Problem to solve: If a line below contains the string "well", return that line.

Material provided Block Start

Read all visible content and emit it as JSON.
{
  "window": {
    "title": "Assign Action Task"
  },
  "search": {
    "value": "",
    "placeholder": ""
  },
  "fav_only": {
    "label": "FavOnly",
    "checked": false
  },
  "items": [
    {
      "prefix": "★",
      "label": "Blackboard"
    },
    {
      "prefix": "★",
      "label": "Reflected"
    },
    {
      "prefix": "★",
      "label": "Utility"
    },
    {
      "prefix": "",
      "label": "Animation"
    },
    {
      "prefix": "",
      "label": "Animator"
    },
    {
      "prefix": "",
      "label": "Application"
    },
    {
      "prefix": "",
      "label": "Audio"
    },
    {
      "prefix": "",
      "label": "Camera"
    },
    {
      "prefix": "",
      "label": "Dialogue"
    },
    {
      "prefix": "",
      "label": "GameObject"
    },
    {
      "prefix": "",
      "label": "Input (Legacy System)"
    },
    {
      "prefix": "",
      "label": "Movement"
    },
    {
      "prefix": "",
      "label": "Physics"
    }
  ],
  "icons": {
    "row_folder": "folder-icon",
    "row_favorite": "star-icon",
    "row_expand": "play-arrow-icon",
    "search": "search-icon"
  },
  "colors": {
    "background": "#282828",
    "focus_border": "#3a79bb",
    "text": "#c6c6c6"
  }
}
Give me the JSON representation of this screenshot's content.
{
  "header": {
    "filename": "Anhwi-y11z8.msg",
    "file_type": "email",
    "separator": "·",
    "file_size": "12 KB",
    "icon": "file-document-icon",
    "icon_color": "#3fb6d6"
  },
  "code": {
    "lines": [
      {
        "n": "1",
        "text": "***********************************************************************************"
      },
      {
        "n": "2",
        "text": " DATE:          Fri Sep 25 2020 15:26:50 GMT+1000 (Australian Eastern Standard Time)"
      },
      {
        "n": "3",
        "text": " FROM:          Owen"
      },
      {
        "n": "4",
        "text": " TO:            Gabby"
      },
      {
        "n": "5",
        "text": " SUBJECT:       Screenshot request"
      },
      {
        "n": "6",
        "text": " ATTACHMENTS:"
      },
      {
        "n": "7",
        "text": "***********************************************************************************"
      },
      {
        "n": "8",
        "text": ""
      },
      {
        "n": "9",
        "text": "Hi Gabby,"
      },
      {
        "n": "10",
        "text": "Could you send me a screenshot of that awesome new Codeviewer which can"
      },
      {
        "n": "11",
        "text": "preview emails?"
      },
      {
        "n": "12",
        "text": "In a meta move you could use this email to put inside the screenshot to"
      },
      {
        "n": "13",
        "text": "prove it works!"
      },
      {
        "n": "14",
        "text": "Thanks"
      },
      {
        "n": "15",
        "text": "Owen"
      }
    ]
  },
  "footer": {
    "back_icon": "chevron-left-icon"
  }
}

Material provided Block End
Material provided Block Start

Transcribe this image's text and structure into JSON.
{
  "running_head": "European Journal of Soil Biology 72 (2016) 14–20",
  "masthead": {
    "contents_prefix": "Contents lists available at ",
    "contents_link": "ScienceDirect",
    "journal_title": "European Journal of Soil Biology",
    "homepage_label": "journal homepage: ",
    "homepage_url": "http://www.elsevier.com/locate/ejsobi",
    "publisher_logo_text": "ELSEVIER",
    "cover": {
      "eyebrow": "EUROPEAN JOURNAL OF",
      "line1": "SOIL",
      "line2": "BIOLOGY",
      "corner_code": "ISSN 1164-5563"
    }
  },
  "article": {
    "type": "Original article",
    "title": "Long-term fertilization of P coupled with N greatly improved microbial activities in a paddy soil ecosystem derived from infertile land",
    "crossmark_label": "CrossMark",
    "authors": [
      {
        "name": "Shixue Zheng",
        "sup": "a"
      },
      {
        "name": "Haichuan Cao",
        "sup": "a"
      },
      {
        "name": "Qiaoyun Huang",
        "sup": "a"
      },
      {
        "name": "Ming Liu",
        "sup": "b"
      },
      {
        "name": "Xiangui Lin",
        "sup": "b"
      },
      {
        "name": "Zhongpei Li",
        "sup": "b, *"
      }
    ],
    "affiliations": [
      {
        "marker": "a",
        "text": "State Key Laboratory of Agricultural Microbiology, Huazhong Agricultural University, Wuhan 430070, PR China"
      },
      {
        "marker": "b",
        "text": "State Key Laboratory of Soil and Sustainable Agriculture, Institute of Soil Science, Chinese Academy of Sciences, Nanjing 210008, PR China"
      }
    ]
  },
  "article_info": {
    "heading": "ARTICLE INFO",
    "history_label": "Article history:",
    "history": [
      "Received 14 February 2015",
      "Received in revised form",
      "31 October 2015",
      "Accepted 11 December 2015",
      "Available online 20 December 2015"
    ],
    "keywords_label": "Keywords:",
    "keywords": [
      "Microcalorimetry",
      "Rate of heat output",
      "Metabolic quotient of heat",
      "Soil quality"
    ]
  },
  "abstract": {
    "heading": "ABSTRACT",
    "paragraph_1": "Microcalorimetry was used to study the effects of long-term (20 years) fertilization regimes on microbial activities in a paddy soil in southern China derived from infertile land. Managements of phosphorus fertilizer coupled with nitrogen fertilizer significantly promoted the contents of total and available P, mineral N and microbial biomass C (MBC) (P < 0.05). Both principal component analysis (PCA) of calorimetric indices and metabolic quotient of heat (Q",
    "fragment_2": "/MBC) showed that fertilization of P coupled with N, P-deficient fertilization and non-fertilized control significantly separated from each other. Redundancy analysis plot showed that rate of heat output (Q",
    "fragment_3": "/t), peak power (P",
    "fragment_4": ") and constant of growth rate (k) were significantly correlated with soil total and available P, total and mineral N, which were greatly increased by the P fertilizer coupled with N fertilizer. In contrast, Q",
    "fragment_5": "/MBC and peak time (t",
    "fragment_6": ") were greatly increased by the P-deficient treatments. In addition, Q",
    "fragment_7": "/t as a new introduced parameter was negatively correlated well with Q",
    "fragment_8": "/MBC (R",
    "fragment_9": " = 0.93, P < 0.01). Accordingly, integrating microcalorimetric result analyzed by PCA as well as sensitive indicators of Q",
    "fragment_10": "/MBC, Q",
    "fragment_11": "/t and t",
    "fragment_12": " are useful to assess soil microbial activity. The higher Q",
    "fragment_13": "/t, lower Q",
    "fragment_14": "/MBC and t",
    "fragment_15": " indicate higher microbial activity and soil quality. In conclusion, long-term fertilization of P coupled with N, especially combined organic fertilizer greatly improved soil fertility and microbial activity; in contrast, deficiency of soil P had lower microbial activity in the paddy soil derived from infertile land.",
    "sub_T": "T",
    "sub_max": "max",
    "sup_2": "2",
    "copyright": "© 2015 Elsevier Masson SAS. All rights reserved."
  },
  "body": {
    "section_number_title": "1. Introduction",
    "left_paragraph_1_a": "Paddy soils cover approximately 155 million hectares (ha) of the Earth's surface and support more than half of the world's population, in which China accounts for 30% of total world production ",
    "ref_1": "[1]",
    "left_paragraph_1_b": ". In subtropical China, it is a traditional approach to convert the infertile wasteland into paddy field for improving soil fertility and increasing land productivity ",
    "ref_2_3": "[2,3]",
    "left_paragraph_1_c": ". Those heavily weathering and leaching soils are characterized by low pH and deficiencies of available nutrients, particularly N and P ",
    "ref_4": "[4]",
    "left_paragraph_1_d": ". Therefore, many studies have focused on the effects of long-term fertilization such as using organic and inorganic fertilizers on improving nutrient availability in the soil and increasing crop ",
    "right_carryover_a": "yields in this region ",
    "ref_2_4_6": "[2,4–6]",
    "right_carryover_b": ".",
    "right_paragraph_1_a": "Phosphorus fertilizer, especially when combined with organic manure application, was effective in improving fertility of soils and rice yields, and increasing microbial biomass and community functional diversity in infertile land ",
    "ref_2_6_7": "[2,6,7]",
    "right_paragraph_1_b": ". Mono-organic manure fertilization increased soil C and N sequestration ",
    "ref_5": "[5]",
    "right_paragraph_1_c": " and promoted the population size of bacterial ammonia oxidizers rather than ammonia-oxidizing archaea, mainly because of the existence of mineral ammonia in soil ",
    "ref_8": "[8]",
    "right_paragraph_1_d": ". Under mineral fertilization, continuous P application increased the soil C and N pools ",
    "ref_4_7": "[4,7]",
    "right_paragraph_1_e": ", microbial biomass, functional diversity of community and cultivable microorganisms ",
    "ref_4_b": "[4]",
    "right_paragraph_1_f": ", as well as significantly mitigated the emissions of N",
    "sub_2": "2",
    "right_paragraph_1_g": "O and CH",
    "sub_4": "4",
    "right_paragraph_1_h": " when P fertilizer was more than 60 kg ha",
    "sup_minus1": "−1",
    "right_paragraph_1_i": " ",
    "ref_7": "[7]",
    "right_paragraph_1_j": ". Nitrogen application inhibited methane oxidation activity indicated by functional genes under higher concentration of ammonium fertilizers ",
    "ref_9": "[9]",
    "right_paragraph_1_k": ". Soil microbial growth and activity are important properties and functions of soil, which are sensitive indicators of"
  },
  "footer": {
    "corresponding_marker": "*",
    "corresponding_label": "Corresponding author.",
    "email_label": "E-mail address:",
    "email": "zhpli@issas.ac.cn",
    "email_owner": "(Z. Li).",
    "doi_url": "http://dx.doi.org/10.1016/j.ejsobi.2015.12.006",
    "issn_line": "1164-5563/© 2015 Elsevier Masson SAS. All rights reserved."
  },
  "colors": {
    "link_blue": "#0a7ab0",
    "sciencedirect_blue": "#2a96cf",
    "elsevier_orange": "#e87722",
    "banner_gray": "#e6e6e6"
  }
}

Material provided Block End

Written answer:
    "fragment_7": "/t as a new introduced parameter was negatively correlated well with Q",
    "fragment_9": " = 0.93, P < 0.01). Accordingly, integrating microcalorimetric result analyzed by PCA as well as sensitive indicators of Q",
    "right_paragraph_1_f": ", as well as significantly mitigated the emissions of N",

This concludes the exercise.